- Also known as ephialtes vigilantium. The term daymare is indebted to the Old English noun mare, which means hag or goblin. It is used to denote an episode of acute anxiety, distress, or terror occurring during a period of wakefulness, which is often precipitated by a "daydream or a fantasy. Conceptually and phenomenologically, the daymare is considered the daytime equivalent of the "nightmare. The American psychiatrist and sleep researcher Ernest Hartmann (b. 1934) characterizes the daymare as "A daydream which becomes increasingly frightening and 'nightmarish' so that it frightens the daydreamer much as a nightmare awakens the dreamer at night. A rare phenomenon, but described by many persons with frequent nightmares." In the past, the phenomenological similarity between the day-mare and the classical nightmare has brought some authors to designate the daymare as an " incubus experience taking place during wake-fulness, characterized by the same peculiar pressure on the chest that is characteristic of the nocturnal variant. In 1830 the Scottish physician Robert MacNish (1802-1837) gave the following colourful autodescription of a daymare. "During the intensely hot summer of 1825, I experienced an attack of daymare. Immediately after dining, I threw myself on my back upon a sofa, and, before I was aware, was seized with difficult respiration, extreme dread, and utter incapability of motion or speech. I could neither move nor cry, while the breath came from my chest in broken and suffocating paroxysms. During all this time, I was perfectly awake: I saw the light glaring in at the windows in broad sultry streams; I felt the intense heat of the day pervading my frame; and heard distinctly the different noises in the street, and even the ticking of my own watch, which I had placed on the cushion beside me. I had, at the same time, the consciousness of flies buzzing around, and settling with annoying pertinacity upon my face. During the whole fit, judgment was never for a moment suspended. I felt assured that I laboured under a species of incubus.
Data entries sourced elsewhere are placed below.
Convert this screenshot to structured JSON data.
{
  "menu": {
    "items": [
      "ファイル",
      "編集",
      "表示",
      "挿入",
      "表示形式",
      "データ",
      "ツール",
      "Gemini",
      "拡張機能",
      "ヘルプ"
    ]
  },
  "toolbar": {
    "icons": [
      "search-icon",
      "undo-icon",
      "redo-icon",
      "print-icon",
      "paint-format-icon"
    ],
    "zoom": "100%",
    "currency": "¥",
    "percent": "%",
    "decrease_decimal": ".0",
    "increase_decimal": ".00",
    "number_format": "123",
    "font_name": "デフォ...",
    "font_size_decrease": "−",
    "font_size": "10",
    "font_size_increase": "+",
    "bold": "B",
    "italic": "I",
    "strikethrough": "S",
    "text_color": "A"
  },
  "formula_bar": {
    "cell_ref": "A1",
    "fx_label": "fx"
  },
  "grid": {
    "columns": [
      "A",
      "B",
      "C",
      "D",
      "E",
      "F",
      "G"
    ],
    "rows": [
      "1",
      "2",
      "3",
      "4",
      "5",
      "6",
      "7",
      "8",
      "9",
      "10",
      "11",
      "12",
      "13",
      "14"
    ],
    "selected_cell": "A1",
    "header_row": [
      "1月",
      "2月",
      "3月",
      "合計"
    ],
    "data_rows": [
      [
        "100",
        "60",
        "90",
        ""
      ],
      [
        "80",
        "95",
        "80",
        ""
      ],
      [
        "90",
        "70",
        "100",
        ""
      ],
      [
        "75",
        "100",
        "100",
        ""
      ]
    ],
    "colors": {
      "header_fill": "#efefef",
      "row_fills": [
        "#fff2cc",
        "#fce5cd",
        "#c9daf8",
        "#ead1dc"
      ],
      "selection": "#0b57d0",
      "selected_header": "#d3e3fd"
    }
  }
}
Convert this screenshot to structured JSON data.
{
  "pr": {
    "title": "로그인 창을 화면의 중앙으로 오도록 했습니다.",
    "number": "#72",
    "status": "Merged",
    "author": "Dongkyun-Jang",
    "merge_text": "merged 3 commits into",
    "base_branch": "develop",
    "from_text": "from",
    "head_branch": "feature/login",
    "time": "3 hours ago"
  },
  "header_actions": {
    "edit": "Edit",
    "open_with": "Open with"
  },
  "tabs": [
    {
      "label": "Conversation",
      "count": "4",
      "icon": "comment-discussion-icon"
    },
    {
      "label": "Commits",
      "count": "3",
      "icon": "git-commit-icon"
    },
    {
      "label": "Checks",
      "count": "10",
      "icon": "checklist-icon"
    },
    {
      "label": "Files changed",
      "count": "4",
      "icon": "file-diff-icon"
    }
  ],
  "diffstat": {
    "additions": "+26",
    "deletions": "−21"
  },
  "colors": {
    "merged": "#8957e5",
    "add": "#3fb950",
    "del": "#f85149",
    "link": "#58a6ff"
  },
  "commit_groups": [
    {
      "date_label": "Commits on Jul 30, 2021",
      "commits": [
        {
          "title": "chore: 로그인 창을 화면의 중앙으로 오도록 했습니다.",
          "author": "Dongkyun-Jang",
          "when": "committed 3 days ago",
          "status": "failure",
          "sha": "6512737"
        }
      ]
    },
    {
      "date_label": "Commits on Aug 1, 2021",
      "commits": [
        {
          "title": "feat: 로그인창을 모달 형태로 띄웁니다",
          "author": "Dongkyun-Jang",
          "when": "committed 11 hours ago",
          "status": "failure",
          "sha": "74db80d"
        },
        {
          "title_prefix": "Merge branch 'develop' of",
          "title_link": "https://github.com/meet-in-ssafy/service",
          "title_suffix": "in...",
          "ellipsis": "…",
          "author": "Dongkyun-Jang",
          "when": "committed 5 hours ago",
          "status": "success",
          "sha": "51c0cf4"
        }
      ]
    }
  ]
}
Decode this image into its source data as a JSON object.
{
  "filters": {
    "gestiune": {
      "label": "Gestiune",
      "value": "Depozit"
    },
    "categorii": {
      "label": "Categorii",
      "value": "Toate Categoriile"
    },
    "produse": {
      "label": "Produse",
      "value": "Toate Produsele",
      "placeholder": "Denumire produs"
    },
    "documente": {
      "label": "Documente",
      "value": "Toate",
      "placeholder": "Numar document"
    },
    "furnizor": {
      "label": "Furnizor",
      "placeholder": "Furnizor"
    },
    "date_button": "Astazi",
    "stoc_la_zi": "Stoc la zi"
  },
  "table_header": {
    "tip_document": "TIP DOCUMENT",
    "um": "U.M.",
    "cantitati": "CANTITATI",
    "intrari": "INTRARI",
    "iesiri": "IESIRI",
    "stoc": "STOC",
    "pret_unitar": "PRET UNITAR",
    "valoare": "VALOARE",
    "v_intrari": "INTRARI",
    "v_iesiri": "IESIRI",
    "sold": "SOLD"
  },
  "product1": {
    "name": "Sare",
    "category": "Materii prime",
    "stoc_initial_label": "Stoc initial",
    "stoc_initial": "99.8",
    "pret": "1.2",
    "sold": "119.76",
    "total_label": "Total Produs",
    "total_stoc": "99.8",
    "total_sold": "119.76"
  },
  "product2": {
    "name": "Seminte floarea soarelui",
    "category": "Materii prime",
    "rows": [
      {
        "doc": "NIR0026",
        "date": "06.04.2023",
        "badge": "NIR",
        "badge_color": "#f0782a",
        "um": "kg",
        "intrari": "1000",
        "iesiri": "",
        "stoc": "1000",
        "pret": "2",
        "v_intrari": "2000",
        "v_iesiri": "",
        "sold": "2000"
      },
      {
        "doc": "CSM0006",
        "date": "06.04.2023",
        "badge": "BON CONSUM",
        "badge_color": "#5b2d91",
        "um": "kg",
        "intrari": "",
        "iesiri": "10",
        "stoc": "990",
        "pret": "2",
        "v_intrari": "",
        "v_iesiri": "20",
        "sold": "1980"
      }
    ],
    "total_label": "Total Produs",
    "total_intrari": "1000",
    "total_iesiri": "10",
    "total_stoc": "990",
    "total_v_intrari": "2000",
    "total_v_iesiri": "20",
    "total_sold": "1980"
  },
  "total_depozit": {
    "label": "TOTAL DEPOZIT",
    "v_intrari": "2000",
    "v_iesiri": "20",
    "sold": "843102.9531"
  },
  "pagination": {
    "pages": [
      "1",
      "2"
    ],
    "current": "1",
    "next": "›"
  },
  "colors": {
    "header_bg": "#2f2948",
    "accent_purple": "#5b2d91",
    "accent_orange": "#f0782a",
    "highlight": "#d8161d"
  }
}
I even endeavoured to reason myself out of the feeling of dread which filled my mind, and longed with insufferable ardour for some one to open the door, and dissolve the spell which bound me in its fetters. The fit did not continue above 5 min: by degrees I recovered the use of speech and motion: and as soon as they were so far restored as to enable me to call out and move my limbs, it wore insensibly away. Upon the whole, I consider daymare and nightmare identical. They proceed from the same causes, and must be treated in a similar manner." Elsewhere MacNish states, however, that "The only difference which [would] seem to exist between the two states is, that in daymare, the reason is always unclouded - whereas in incubus it is generally more or less disturbed." Although MacNish was apparently convinced that his judgment had remained unaffected throughout the entire episode, it is not unthinkable (in retrospect) that he had actually experienced an episode of " microsleep.ReferencesHartmann, E. (1984). The nightmare. The psychology and biology ofterrifying dreams. New York, NY: Basic Books.MacNish, R. (1854). Philosophy ofsleep. Second edition. Hartford: Silas Andrus & Son.
Dictionary of Hallucinations. J.D. Blom. 2010.